Element data from apps and pages:
______
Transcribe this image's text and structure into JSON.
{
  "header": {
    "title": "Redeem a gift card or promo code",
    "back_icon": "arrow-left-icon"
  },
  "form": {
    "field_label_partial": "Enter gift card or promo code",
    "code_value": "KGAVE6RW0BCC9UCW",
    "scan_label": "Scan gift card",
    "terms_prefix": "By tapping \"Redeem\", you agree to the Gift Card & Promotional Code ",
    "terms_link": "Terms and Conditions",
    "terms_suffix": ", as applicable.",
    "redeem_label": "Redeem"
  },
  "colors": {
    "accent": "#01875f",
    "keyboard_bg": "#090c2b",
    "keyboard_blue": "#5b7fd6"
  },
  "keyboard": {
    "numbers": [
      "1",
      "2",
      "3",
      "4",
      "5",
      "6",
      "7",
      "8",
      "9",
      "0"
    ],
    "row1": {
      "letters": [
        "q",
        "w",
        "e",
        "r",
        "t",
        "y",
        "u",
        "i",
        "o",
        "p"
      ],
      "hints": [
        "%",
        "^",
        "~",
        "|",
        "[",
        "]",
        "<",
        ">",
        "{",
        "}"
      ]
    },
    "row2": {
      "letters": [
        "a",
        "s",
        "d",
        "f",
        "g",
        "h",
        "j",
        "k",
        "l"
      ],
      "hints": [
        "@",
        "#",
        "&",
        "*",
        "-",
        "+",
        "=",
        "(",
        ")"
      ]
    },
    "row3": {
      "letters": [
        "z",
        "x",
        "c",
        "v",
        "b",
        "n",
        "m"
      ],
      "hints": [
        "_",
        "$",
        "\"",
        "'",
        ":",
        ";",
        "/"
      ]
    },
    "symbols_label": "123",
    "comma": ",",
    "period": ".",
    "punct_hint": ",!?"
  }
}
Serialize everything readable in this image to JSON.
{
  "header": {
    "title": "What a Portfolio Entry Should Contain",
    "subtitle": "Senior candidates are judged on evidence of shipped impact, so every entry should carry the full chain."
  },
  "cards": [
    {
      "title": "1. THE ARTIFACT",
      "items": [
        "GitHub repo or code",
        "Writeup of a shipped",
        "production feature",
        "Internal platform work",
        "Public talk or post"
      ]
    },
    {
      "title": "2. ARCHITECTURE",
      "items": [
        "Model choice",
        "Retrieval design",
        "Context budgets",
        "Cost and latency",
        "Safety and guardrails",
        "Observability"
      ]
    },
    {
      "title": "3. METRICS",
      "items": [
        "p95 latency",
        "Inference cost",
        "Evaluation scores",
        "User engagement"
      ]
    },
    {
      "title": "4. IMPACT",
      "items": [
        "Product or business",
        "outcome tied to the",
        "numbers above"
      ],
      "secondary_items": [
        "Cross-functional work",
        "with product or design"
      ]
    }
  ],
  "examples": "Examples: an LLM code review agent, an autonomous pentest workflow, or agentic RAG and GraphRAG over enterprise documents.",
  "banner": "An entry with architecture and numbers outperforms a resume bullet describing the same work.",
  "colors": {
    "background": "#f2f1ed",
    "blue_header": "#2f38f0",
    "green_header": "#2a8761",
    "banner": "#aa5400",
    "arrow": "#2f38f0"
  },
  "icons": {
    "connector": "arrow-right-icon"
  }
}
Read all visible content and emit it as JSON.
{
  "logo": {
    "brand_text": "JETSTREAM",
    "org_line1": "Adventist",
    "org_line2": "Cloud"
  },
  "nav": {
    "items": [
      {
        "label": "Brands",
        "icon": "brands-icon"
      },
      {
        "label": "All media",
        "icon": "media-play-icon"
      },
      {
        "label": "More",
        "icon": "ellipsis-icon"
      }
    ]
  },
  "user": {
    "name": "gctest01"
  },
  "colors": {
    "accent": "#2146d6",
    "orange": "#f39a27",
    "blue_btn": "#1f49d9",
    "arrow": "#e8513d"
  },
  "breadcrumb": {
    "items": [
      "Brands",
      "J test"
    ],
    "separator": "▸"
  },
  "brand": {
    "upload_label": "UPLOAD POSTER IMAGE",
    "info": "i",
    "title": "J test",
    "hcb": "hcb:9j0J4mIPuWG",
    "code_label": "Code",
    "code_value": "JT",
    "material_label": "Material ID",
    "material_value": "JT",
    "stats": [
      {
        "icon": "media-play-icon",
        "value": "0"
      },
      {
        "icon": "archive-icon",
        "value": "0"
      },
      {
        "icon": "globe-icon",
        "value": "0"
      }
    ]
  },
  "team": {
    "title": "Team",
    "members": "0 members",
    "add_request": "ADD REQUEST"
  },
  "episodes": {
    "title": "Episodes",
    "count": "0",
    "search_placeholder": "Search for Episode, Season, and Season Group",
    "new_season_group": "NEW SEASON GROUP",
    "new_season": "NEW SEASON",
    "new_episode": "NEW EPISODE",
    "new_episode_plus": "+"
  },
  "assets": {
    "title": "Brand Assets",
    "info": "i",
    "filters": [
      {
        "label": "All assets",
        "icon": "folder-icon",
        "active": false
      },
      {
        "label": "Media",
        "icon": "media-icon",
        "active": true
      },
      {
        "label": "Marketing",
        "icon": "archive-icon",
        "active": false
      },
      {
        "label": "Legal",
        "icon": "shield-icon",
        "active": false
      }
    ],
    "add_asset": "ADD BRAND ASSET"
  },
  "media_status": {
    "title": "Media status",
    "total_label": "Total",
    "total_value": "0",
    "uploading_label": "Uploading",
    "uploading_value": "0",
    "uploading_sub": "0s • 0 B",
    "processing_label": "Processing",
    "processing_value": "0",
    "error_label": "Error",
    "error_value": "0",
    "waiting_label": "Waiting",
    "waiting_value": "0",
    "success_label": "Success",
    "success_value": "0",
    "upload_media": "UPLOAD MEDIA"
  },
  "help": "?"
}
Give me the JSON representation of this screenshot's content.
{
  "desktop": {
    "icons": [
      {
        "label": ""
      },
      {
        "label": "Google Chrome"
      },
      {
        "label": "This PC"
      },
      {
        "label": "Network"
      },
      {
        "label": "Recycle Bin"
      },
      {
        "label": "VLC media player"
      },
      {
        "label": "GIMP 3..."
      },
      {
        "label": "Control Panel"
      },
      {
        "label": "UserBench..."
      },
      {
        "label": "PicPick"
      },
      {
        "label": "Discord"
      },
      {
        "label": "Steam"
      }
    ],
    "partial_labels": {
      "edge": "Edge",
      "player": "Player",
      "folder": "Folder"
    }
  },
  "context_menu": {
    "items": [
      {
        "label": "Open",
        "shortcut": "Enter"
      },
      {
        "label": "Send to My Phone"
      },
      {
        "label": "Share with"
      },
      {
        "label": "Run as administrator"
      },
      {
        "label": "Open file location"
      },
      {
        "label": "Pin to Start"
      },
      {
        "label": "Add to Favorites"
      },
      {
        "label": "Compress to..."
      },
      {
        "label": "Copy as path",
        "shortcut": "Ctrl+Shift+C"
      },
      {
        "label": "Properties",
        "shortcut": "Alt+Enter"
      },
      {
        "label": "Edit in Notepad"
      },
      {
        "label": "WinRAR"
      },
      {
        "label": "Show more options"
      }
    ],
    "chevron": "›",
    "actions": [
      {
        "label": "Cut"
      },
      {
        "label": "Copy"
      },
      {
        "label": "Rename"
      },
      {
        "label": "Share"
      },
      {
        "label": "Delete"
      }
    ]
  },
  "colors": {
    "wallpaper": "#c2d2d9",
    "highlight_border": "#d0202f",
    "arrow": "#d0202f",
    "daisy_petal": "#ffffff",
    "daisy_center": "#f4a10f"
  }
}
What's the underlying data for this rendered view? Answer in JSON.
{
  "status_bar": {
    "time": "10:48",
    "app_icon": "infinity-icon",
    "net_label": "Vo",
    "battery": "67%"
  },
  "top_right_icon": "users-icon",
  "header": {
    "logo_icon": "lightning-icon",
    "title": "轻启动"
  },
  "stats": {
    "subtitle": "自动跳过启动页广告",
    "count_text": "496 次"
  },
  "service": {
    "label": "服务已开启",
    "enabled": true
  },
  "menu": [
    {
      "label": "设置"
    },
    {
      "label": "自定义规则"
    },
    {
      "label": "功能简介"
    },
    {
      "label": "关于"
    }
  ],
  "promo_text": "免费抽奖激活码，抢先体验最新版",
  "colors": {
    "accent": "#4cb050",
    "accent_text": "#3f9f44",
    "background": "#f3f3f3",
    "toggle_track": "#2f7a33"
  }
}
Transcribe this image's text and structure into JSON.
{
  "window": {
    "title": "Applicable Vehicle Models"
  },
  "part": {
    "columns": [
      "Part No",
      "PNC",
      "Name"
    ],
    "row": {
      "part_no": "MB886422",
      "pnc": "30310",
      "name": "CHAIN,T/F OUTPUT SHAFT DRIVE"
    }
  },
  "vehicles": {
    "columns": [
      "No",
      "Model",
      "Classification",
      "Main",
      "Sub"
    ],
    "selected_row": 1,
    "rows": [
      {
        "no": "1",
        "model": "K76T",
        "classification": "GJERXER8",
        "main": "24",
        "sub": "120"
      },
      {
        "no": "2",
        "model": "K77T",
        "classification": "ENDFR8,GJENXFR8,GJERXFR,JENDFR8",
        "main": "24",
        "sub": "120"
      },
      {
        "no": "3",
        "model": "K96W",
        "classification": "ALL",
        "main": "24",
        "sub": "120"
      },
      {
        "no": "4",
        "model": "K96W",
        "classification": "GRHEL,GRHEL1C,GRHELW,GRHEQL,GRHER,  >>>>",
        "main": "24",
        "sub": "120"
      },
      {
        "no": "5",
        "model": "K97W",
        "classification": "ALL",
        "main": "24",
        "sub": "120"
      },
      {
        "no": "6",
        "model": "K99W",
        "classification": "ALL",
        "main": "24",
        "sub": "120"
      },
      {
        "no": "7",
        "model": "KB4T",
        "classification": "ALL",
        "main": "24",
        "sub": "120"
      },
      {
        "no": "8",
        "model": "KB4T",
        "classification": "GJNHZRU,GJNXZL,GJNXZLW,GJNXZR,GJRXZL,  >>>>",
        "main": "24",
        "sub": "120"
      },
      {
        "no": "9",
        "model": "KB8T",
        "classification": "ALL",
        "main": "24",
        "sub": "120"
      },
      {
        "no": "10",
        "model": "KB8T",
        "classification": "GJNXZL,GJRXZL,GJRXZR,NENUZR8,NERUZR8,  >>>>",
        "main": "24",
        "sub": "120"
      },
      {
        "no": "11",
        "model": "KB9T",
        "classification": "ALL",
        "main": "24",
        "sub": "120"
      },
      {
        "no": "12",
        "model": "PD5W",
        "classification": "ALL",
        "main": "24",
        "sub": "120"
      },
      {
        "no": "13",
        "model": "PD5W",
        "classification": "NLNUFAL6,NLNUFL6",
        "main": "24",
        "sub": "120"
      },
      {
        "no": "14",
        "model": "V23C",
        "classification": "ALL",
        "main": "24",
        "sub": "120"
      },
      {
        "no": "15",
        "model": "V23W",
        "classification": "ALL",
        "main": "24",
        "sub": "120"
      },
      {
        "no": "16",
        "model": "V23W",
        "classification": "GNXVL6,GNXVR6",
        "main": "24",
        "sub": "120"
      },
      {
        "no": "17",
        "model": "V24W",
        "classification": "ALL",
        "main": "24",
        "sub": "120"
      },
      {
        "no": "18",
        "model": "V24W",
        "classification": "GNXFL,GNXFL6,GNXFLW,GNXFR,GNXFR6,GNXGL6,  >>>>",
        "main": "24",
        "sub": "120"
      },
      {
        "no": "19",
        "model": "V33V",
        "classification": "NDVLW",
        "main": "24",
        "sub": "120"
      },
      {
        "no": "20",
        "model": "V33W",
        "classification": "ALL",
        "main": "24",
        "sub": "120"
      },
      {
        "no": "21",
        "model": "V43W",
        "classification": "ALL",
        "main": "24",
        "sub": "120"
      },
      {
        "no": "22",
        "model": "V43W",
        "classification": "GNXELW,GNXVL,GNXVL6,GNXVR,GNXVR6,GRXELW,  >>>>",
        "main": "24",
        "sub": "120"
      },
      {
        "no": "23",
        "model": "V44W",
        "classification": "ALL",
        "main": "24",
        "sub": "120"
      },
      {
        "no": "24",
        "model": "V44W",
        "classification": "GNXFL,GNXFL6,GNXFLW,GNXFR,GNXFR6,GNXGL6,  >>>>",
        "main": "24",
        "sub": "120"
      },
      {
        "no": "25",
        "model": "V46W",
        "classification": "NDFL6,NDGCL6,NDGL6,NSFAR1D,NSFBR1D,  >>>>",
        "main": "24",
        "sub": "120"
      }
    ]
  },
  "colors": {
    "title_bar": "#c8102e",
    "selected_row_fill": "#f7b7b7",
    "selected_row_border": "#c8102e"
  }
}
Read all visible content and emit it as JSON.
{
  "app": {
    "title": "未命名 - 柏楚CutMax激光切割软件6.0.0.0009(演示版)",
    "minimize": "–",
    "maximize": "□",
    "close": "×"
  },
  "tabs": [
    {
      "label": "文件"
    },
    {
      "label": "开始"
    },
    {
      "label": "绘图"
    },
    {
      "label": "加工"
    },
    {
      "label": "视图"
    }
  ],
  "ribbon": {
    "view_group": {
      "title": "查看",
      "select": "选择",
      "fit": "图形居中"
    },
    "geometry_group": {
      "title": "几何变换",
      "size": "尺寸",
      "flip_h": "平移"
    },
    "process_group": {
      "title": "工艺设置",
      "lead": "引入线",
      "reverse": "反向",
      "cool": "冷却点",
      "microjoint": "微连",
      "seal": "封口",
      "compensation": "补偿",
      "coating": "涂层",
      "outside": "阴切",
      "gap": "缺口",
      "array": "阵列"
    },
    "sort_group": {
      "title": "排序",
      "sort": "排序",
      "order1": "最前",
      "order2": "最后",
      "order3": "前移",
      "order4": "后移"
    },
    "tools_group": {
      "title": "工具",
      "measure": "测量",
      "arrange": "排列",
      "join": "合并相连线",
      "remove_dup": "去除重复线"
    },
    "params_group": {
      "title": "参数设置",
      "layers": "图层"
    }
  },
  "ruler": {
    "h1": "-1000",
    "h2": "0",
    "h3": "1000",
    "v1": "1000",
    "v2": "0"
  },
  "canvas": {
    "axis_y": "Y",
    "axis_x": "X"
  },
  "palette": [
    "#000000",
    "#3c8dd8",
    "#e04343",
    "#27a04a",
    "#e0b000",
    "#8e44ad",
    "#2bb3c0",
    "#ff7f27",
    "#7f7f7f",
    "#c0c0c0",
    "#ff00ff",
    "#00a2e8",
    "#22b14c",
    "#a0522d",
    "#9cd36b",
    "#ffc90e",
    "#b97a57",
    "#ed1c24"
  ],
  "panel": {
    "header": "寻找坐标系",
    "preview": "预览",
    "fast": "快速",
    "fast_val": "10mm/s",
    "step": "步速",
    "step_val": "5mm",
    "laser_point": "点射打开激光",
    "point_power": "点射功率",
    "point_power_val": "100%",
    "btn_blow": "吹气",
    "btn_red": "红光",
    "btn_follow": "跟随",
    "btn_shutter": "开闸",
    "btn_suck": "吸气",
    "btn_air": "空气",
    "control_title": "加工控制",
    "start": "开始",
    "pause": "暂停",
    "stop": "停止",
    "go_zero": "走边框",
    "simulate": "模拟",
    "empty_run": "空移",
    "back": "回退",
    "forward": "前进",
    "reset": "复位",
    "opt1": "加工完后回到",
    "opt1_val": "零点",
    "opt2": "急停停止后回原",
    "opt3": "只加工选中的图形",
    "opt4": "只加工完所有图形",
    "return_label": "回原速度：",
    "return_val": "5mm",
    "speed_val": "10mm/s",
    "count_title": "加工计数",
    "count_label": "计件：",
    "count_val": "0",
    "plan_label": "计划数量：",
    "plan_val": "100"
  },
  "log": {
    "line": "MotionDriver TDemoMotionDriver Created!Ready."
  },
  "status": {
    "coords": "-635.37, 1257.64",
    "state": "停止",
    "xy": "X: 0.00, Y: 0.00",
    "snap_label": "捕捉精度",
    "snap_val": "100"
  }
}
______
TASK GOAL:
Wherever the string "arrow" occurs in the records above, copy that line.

OUTPUT FOR THIS TASK:
    "back_icon": "arrow-left-icon"
    "arrow": "#2f38f0"
    "connector": "arrow-right-icon"
    "arrow": "#e8513d"
    "arrow": "#d0202f",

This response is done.